Outside of defense, the material is used in a variety of commercial aircraft, with much of this being seen in the Airbus A350 and A380 commercial airliners. The metal can withstand temperatures of up to 1112°F (600°C), which has made it a much more practical choice when it comes to manufacturing jet engines and other areas that are regularly put into contact with a considerable amount of heat.
Titanium has also been increasingly popular in the naval sector, with interest originally being driven by its popularity in commercial ships. This is primarily because salt water has almost no effect on the material. The property is a considerable advantage when compared to the majority of other metals, as it avoids corrosion , lowering the need for regular maintenance because from the negative effects of saltwater.

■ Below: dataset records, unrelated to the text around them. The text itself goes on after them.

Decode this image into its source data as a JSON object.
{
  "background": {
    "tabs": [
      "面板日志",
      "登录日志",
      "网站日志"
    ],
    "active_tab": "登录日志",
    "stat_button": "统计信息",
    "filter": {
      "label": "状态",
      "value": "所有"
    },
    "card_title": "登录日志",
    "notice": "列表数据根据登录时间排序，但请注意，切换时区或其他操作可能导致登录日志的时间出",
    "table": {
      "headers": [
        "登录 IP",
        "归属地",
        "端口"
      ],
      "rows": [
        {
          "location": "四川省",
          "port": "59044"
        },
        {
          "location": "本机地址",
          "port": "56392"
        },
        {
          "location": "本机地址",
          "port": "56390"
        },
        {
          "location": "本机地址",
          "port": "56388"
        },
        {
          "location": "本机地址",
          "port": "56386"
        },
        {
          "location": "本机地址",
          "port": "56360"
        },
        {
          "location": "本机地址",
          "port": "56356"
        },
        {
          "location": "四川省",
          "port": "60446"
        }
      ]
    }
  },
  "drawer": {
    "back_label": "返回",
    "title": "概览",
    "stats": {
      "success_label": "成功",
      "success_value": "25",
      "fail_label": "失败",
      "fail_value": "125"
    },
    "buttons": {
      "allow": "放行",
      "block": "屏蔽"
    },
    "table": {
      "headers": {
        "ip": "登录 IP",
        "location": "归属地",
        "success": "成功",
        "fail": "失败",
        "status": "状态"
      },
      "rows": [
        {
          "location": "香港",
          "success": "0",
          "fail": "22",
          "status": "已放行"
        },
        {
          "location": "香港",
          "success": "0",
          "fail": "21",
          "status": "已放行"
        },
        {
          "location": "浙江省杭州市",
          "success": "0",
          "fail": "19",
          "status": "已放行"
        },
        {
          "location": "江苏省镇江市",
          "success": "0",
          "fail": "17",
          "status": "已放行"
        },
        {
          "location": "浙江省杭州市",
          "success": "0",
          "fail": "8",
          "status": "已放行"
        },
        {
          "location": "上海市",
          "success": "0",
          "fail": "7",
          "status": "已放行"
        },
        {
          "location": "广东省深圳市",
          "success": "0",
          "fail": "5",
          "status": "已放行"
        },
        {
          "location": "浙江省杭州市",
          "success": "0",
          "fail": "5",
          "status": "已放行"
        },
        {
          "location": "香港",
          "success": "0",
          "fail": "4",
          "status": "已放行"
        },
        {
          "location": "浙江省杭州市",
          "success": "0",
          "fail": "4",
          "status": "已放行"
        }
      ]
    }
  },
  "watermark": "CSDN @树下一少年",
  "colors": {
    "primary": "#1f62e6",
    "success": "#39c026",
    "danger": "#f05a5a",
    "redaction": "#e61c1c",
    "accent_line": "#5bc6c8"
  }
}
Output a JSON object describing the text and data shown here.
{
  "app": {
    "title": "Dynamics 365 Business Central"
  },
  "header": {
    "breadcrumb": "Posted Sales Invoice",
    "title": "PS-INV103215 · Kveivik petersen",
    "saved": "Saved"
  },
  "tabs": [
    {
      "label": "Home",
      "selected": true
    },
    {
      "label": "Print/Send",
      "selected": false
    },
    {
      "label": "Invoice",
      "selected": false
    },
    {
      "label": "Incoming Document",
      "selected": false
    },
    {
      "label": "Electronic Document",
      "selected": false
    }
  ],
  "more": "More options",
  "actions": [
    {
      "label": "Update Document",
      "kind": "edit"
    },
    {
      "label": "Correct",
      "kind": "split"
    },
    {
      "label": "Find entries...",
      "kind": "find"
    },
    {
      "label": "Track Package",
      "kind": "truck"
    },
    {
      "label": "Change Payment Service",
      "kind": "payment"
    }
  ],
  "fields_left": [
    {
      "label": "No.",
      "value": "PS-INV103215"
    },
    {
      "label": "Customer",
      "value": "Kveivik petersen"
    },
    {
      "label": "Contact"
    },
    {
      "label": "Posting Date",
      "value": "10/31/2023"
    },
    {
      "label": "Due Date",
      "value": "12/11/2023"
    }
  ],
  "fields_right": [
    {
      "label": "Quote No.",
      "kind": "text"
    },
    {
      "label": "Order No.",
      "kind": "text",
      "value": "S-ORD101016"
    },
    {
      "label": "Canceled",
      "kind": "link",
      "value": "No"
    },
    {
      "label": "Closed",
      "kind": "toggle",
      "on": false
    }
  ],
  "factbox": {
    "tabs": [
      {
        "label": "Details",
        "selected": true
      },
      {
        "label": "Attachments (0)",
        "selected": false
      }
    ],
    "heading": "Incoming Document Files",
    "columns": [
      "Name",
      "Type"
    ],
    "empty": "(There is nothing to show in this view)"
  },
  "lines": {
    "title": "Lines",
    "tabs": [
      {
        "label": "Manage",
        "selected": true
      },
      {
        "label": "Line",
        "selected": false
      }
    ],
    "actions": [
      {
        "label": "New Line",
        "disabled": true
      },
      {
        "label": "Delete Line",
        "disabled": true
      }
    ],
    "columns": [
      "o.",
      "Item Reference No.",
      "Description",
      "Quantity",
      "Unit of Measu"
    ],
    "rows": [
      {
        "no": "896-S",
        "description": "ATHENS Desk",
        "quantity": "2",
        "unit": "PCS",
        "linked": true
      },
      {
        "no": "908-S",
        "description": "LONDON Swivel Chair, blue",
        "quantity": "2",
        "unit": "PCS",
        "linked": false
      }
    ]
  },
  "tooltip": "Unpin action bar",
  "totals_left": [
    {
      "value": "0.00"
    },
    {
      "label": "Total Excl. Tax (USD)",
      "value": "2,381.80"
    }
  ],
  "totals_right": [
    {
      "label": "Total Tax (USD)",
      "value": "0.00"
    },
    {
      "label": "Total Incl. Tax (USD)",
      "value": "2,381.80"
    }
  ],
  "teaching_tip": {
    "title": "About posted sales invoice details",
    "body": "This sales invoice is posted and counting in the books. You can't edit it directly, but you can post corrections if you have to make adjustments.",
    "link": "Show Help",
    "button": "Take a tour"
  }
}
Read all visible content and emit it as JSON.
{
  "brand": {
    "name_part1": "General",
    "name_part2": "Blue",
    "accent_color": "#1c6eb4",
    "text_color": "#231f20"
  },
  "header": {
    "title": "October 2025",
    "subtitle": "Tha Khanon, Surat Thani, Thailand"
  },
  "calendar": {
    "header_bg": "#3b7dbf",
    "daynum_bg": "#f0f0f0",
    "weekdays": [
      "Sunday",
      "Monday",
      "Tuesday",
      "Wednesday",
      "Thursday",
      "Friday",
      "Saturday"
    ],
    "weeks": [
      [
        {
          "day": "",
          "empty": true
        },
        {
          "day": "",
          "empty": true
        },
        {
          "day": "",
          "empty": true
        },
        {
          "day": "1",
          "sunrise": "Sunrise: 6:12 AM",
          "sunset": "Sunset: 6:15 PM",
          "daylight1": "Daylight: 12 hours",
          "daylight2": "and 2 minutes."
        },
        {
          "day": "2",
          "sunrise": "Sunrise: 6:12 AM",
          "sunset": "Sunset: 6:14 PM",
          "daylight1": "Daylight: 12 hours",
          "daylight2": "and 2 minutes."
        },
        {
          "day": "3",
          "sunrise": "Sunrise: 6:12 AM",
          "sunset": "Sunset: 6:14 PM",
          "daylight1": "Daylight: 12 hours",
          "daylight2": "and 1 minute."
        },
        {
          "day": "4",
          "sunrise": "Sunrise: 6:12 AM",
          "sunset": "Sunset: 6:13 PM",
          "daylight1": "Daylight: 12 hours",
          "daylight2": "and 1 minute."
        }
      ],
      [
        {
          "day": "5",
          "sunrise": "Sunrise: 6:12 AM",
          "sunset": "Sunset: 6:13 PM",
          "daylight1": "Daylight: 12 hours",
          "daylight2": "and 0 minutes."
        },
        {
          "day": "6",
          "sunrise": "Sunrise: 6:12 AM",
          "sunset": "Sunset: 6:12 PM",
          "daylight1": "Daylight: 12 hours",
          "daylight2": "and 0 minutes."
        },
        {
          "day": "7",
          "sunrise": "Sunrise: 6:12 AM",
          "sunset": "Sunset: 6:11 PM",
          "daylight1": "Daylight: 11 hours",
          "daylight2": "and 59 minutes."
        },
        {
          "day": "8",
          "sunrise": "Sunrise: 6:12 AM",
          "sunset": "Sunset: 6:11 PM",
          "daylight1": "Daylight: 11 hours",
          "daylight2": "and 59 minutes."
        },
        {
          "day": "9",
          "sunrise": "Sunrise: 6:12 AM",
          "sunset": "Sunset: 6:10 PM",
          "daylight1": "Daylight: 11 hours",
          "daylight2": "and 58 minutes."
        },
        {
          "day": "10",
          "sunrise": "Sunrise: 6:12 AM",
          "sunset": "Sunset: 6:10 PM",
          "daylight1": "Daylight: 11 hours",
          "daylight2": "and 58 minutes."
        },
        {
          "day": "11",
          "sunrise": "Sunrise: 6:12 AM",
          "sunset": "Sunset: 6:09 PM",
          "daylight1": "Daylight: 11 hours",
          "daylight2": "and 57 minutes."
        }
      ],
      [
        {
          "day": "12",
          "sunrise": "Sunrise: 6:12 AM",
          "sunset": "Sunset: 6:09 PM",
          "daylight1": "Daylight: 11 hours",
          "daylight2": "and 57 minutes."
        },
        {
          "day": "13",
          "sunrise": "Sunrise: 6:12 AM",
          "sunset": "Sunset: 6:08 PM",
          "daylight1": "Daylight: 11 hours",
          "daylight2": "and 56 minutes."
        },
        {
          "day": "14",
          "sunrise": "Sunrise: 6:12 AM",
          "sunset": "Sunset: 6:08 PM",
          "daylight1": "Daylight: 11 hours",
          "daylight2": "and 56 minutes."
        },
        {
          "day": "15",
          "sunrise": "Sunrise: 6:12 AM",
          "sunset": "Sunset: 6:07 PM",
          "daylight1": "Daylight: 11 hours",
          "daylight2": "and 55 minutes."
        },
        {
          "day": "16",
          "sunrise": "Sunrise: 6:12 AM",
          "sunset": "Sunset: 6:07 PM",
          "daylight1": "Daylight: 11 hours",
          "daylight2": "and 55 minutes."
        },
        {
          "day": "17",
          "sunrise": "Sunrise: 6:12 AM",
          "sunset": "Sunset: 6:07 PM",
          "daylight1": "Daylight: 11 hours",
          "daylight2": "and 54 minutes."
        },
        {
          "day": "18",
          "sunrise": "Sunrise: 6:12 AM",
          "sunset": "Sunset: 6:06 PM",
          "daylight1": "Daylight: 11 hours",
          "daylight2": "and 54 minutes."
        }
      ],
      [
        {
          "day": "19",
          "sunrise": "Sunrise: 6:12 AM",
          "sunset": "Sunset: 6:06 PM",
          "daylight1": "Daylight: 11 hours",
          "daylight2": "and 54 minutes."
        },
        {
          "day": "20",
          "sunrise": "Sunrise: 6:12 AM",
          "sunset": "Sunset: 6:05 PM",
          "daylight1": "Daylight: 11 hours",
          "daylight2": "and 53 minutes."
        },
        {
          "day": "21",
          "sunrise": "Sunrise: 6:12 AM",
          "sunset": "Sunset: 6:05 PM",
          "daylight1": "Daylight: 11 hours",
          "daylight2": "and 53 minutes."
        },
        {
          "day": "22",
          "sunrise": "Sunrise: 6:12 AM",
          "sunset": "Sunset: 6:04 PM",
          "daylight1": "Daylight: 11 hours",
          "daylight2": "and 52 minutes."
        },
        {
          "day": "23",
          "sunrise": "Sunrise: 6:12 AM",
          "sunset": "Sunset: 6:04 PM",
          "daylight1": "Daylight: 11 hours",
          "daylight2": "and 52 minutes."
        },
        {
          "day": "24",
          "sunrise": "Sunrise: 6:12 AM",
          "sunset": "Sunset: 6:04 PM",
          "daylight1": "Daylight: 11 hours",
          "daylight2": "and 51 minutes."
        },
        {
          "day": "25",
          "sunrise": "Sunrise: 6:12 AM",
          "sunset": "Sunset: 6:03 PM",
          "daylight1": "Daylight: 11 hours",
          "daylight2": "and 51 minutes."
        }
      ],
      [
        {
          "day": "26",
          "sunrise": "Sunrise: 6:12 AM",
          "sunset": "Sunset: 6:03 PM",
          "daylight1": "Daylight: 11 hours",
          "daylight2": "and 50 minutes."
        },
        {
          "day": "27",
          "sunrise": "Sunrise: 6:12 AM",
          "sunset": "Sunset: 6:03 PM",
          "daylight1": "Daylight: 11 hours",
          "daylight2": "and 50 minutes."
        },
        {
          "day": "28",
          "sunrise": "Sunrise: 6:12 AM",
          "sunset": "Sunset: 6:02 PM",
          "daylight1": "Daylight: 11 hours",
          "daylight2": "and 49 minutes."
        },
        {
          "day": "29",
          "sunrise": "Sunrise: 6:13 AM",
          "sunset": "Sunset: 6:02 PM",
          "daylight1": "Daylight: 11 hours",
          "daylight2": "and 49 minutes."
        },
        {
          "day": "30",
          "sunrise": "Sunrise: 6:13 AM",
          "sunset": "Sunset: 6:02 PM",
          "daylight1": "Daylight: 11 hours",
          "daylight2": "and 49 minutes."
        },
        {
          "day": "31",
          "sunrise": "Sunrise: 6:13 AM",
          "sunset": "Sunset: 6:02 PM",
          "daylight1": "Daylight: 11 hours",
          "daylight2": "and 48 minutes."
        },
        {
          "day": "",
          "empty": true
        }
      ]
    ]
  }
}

The lack of corrosion from sea water has meant that titanium has become increasingly popular in the exterior of many submarines and other naval vessels, with the material being used in the likes of exhaust stack liners, submarine ball valves, fire pumps and heat exchangers, as well as the majority of a submarine’s piping and cooling systems.
Before titanium made its way throughout the navy, the primary material used in heat exchangers was a copper-nickel blend, which needed to be maintained and replaced regularly. Since being replaced, this has meant that the lifespan of various submarine components has been drastically improved, which has improved cost-efficiency across the navy.
Grades & Their Uses
There are three different grades of titanium. The differing properties of these grades can have quite a significant impact on how it’s used.
The first of these is 6AL-4V ELI, which is best known for its ability to withstand a large amount of heat and has primarily been used in the likes of aircraft turbines and jet engines. 6Al-6V-2Sn Ti, on the other hand, is typically seen in the likes of landing gear, airframes, ordnance components, and rocket cases. Lastly is Grade 5, which is the more common alloy seen across the aerospace niche, as it’s specifically treated to increase its strength and withstand a drastically high-temperature level.
How It Became Popular
Because of how popular the material has been in the area for the past several decades, many people may believe that it's always been used in the niche. However, this hasn't always been the case, and it was only in the late 1940s that the United States government began implementing it across a variety of different sectors. This is chiefly because of the benefits that many commercial airlines, as well as a variety of foreign governments, began seeing with the metal, especially when blended with a few other materials.
This increase in use was quite rapid; in 1947, the United States manufactured two tons of the material, and by 1953, this had grown to over two million pounds. Since then, it's been increasingly used in a variety of different areas, both in defense and in commercial products, as well as in medicine and a variety of other sectors.
One of the hurdles that stand in the way of greater titanium adoption is the difficulty of machining the metal. As can be imagined with such a tough material, it takes specialized cutting tools and processes to form the metal from billet. Machining is usually preferred as the costs of casting titanium parts can be higher due to the high melt temperatures of the materials requiring specialized furnaces to perform.
With the arrival of 3D metal printing, the forming of titanium has gotten much easier where small scale parts could be easily printed with selective laser sintering additive processes and larger structures can more economically be made with Laser wire additive manufacturing systems. The former can create can create massive near-net shaped parts out of titanium, drastically reducing the machining and fabrication times of large titanium parts and greatly reducing scrap rates.